Campaign’s sister title Marketing has just published a feature asking marketers about creativity. Turns out clients are calling time on the notion that creativity comes from people called creatives sitting in creative departments in creative agencies. Forget that. We’re all creative now.
So Nick Jones, the head of digital and CSR at Visa, says: "Creativity is not just for the pullover-wearing Shoreditch crowd. No disrespect. Others can develop creativity." Matt Barwell, the chief marketing officer at Britvic, echoes that: "The most commonly held misconception about creativity is that only a lucky few are capable of conceiving innovative ideas." Dominic Grounsell, the global head of digital marketing at Travelex, goes further: "The most pernicious myth we continually propagate is that creativity is limited to people who work in creative departments. This is often backed up by the supporting myth that creatives are somehow different to the rest of us and should be treated as such.
The world has moved on and it’s time we stopped thinking and acting like we’re in the era of Mad Men."
Just because standout creative thinking can come from a marketer and a media agency, doesn’t mean it will
Whatever your view, there’s no sign yet that inviting more people to make a creative contribution will result in better, more effective work. In fact, so far, there’s rather more evidence to suggest the opposite. Mind you, lots of work produced by creatives sitting in creative departments in creative agencies continues to be pretty mediocre too.
Of course standout creative thinking can come from a marketer, a media agency, a CRM specialist. But just because it can, doesn’t mean it will. And with more constituents believing they have a right to be creative, it’s more important than ever to be able to recognise a really powerful creative idea when you see one and feel empowered and confident enough to dismiss the rest.
Anyway, all of this leads me to an interesting development in the US, where Coca-Cola is reviewing a portion of its $400 million media planning and buying account and has invited Ogilvy & Mather to pitch against media shops, including its sister agency MediaCom, for a slug of the business.
If creativity is being democratised, then so too are plenty of other previously specialised tasks. Media agencies can do creative thinking and execution; and, increasingly, creative agencies reckon they can do media thinking.

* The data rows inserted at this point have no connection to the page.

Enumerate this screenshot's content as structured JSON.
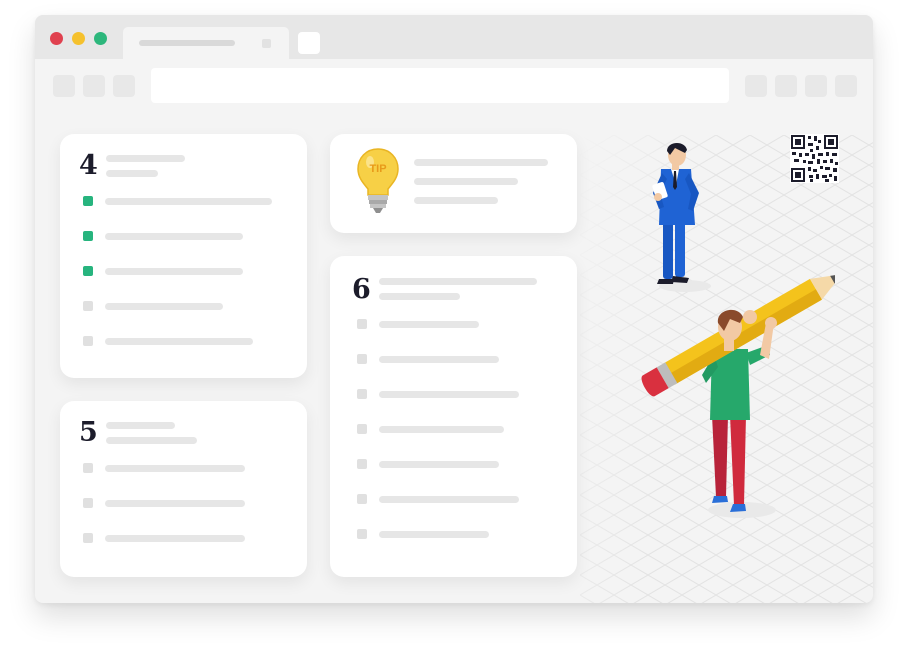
{
  "window": {
    "traffic_lights": {
      "close": "#e0414f",
      "minimize": "#f5c12d",
      "maximize": "#2db77c"
    },
    "icons": {
      "new_tab": "plus-icon",
      "tab_close": "close-icon"
    }
  },
  "illustration": {
    "tip_label": "TIP",
    "qr": "qr-code-icon",
    "colors": {
      "jacket": "#1f63d4",
      "shirt": "#26a86b",
      "trousers": "#d02a3d",
      "pencil": "#f4c31c",
      "bulb": "#f7d046"
    }
  },
  "cards": {
    "card4": {
      "number": "4",
      "items": [
        {
          "checked": true
        },
        {
          "checked": true
        },
        {
          "checked": true
        },
        {
          "checked": false
        },
        {
          "checked": false
        }
      ]
    },
    "card5": {
      "number": "5",
      "items": [
        {
          "checked": false
        },
        {
          "checked": false
        },
        {
          "checked": false
        }
      ]
    },
    "card6": {
      "number": "6",
      "items": [
        {
          "checked": false
        },
        {
          "checked": false
        },
        {
          "checked": false
        },
        {
          "checked": false
        },
        {
          "checked": false
        },
        {
          "checked": false
        },
        {
          "checked": false
        }
      ]
    }
  }
}
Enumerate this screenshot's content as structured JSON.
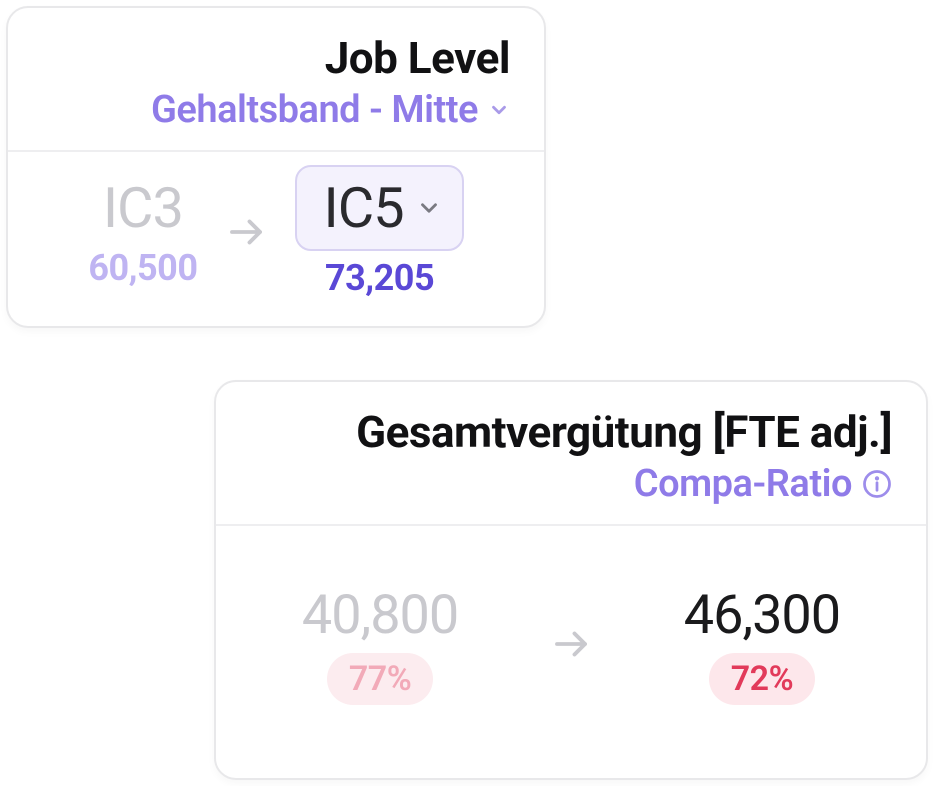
{
  "job_level_card": {
    "title": "Job Level",
    "subtitle": "Gehaltsband - Mitte",
    "old_level": "IC3",
    "old_salary": "60,500",
    "new_level": "IC5",
    "new_salary": "73,205"
  },
  "comp_card": {
    "title": "Gesamtvergütung [FTE adj.]",
    "subtitle": "Compa-Ratio",
    "old_value": "40,800",
    "old_ratio": "77%",
    "new_value": "46,300",
    "new_ratio": "72%"
  }
}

If you were in any doubt that there’s a brutal turf war going on, here’s your evidence.
Assuming quality is maintained, there are some exciting opportunities ahead. The question remains, however, whether the erosion of dedicated specialisms will improve anything other than the cost line.